◆ **Recorded data**:
───

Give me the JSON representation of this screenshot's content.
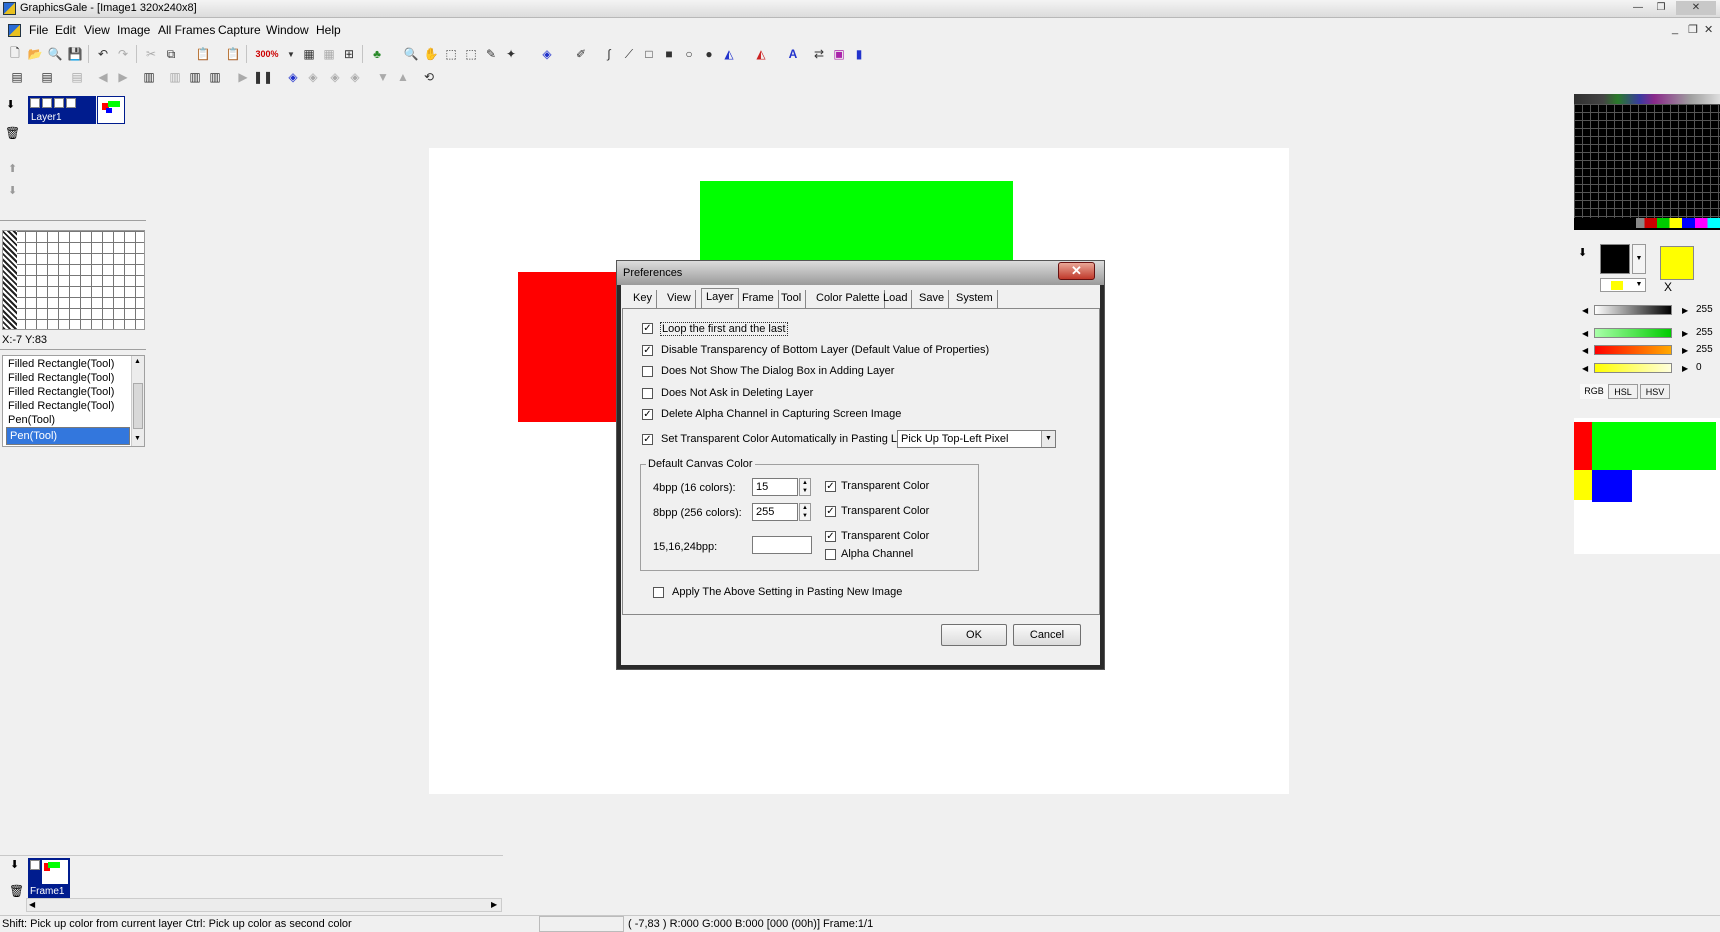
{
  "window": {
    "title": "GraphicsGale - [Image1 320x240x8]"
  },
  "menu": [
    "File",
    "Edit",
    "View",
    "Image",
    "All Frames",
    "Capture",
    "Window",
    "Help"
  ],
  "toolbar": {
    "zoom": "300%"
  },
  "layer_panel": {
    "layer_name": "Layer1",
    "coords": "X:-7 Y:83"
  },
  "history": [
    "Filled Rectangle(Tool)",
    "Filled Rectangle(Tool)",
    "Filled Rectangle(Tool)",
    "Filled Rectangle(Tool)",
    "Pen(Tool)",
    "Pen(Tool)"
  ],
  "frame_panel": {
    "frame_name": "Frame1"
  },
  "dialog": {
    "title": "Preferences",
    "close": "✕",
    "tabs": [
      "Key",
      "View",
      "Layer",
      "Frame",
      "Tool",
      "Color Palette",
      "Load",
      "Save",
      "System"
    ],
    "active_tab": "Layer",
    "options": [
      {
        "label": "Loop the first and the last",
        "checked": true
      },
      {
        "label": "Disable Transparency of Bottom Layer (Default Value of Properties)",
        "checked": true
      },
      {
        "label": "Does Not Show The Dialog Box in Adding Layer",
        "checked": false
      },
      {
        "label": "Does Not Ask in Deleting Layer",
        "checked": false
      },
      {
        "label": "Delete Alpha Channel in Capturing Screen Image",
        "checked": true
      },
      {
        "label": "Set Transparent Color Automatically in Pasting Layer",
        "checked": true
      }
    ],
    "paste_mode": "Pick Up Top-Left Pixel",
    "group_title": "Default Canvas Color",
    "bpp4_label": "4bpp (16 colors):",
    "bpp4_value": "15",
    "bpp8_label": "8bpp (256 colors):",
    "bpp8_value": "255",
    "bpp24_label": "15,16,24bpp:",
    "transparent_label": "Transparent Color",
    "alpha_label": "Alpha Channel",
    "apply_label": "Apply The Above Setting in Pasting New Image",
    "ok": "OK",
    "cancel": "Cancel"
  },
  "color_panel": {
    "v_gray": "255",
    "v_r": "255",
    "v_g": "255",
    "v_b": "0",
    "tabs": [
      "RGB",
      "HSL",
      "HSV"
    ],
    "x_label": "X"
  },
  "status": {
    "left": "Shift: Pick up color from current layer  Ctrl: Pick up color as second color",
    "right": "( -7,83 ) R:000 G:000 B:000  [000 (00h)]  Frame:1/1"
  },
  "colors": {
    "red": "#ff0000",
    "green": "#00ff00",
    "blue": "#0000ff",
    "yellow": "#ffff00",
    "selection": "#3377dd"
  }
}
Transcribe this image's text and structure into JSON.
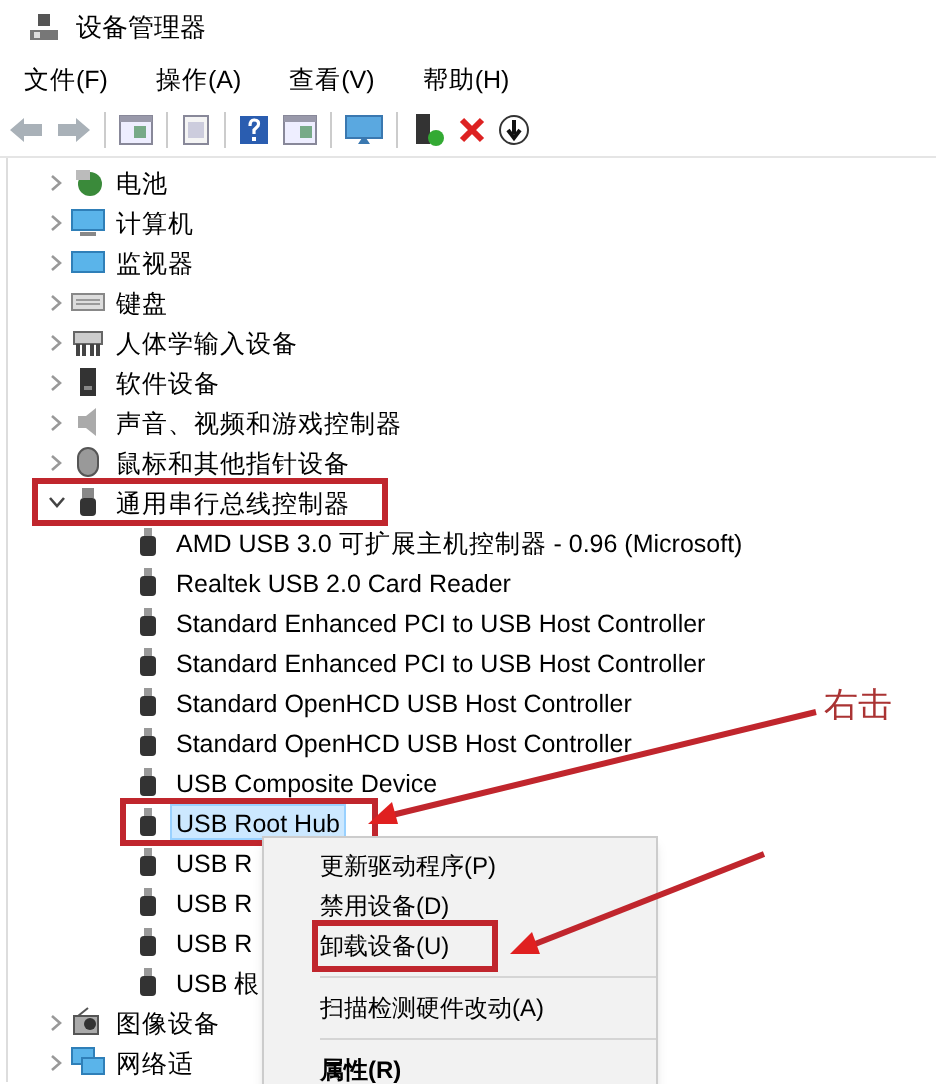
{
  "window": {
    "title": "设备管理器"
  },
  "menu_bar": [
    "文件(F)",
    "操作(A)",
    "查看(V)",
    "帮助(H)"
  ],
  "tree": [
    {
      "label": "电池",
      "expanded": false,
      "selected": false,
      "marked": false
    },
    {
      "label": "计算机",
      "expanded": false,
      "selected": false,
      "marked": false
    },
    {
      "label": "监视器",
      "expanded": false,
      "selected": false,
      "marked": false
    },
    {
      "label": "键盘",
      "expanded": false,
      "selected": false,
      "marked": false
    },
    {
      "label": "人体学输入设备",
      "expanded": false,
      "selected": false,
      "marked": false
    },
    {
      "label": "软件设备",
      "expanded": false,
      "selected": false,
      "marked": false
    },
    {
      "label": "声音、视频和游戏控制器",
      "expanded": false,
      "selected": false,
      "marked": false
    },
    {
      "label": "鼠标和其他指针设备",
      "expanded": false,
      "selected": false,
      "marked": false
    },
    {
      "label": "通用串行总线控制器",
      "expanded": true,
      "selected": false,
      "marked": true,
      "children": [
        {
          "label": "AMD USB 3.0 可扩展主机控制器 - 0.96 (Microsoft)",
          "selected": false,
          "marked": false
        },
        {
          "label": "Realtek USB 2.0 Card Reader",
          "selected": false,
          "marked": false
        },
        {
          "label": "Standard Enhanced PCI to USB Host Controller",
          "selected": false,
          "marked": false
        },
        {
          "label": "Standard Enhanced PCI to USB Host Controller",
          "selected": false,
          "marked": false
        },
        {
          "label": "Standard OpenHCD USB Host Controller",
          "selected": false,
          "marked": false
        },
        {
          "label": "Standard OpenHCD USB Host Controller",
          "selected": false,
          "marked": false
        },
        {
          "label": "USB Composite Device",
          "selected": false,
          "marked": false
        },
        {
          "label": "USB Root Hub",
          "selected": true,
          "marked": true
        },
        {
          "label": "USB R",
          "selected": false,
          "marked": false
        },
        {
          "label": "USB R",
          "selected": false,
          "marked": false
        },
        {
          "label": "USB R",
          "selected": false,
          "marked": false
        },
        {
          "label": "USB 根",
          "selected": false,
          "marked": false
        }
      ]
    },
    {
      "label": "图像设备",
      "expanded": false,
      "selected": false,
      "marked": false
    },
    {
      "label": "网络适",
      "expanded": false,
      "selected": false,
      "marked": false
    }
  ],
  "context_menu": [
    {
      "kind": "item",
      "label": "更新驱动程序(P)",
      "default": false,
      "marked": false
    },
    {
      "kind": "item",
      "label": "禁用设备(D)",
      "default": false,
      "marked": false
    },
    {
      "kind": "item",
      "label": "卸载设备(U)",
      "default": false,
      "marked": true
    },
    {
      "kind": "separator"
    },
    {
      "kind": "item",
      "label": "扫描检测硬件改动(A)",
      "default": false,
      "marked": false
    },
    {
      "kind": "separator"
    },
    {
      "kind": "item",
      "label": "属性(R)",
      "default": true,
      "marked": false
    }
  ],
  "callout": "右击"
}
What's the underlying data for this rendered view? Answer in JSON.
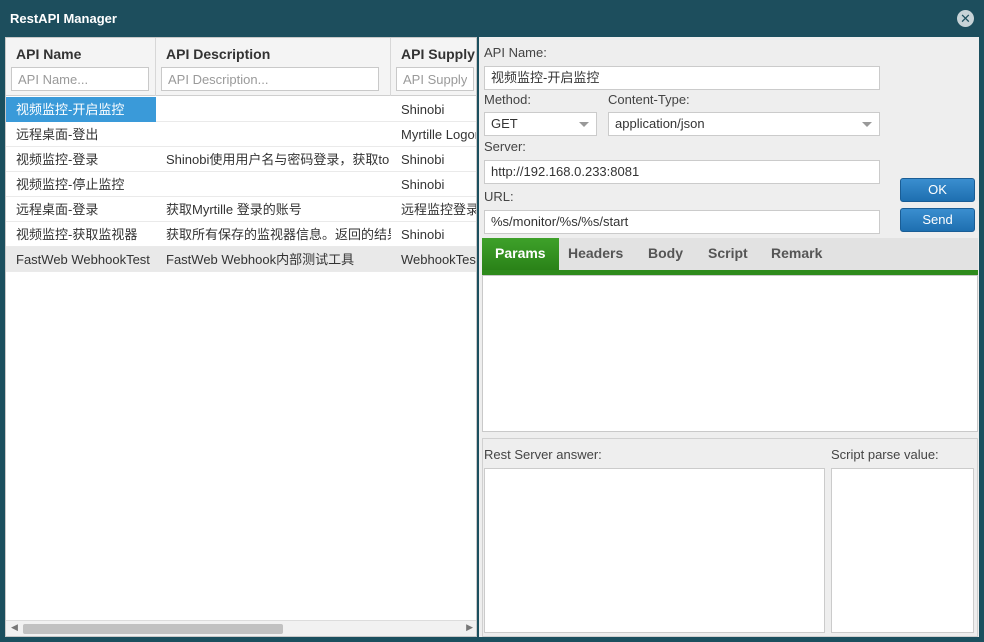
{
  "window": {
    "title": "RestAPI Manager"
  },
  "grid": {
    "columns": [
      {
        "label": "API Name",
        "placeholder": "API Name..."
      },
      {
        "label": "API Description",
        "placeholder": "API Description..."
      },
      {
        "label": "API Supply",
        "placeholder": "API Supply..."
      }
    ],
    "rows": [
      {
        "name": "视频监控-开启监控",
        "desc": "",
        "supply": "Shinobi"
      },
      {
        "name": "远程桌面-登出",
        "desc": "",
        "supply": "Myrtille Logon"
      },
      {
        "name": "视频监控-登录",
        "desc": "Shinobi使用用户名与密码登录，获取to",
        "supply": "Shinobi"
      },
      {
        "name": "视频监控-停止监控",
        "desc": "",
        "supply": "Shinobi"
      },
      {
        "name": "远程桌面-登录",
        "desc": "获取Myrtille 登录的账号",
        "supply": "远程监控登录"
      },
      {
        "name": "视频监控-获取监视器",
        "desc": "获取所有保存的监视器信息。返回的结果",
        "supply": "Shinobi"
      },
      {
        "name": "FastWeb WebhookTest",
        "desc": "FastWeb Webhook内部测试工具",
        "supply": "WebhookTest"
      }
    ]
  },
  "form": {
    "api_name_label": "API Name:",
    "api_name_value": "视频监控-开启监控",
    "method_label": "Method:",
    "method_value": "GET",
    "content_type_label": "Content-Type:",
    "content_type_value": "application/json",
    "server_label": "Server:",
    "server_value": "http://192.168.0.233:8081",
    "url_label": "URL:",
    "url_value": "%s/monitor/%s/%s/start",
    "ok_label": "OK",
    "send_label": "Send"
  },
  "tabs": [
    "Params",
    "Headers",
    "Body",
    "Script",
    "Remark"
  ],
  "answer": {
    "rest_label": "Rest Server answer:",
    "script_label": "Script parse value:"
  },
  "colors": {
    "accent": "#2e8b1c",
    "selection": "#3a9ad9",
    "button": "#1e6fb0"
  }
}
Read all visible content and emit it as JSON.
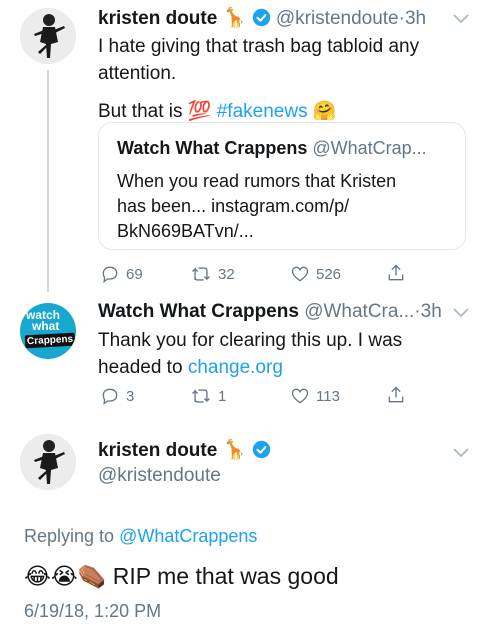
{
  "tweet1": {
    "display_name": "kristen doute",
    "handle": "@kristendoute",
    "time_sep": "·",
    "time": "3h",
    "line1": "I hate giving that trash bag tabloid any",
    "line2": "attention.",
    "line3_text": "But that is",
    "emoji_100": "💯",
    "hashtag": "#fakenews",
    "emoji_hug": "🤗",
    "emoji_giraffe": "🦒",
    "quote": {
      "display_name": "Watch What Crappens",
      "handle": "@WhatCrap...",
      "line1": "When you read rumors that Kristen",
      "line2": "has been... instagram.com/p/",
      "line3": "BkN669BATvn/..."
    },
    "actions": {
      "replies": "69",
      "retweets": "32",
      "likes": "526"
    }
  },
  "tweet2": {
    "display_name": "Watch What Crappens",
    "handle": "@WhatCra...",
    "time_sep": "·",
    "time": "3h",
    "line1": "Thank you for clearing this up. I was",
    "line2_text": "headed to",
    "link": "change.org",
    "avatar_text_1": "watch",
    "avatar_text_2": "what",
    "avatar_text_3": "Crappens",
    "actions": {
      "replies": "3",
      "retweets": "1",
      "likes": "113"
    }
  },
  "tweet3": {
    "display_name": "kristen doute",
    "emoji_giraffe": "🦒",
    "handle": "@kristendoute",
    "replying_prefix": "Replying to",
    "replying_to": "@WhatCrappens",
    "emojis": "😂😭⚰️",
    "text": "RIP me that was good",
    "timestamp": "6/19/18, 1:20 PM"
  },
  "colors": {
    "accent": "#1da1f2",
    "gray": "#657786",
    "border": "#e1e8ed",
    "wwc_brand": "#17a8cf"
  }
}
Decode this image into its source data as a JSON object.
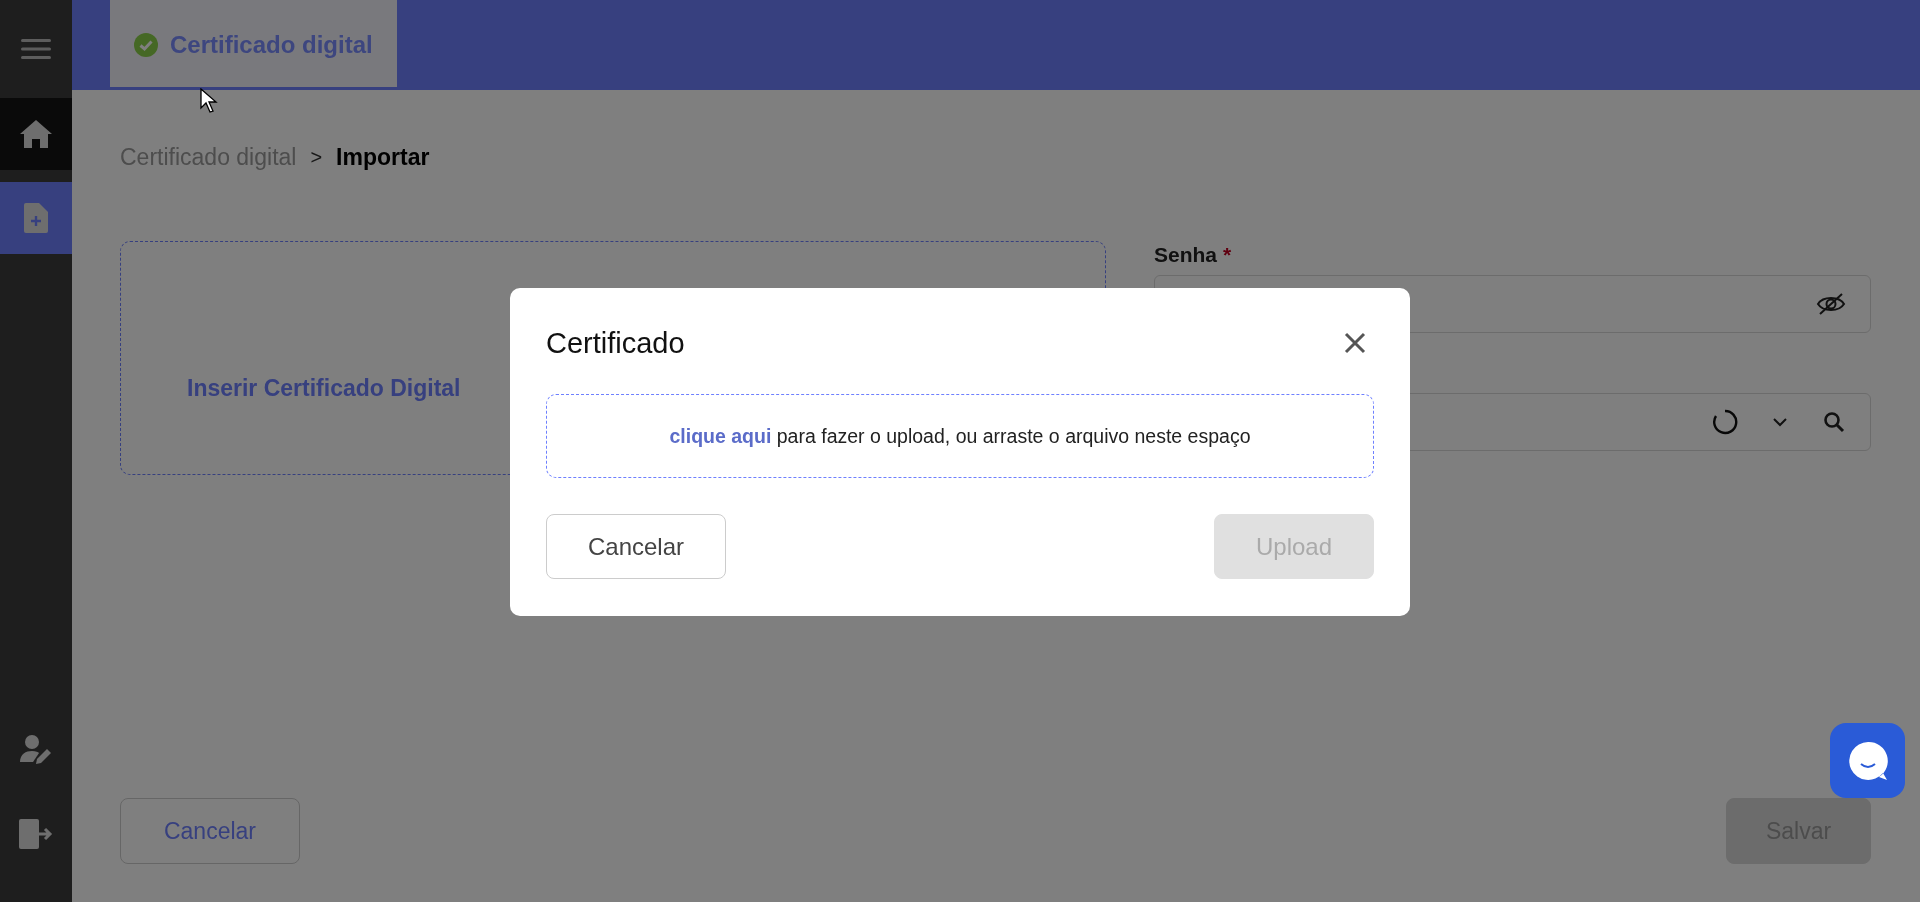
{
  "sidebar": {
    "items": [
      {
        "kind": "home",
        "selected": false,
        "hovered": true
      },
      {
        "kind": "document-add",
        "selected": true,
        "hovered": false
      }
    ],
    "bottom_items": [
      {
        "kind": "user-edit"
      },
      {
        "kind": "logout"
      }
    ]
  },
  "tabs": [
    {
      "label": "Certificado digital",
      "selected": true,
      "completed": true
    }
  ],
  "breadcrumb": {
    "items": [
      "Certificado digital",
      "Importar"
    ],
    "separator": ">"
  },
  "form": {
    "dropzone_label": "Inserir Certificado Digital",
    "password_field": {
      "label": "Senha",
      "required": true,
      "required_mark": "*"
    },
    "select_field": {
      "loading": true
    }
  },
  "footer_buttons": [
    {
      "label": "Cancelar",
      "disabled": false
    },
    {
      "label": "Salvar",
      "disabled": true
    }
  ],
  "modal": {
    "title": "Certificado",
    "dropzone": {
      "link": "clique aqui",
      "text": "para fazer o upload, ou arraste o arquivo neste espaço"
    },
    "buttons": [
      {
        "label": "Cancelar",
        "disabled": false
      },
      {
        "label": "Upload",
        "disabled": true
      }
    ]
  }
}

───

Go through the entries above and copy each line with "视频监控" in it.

◆ **Response**:
        "name": "视频监控-开启监控",
        "name": "视频监控-登录",
        "name": "视频监控-停止监控",
        "name": "视频监控-获取监视器",
    "api_name_value": "视频监控-开启监控",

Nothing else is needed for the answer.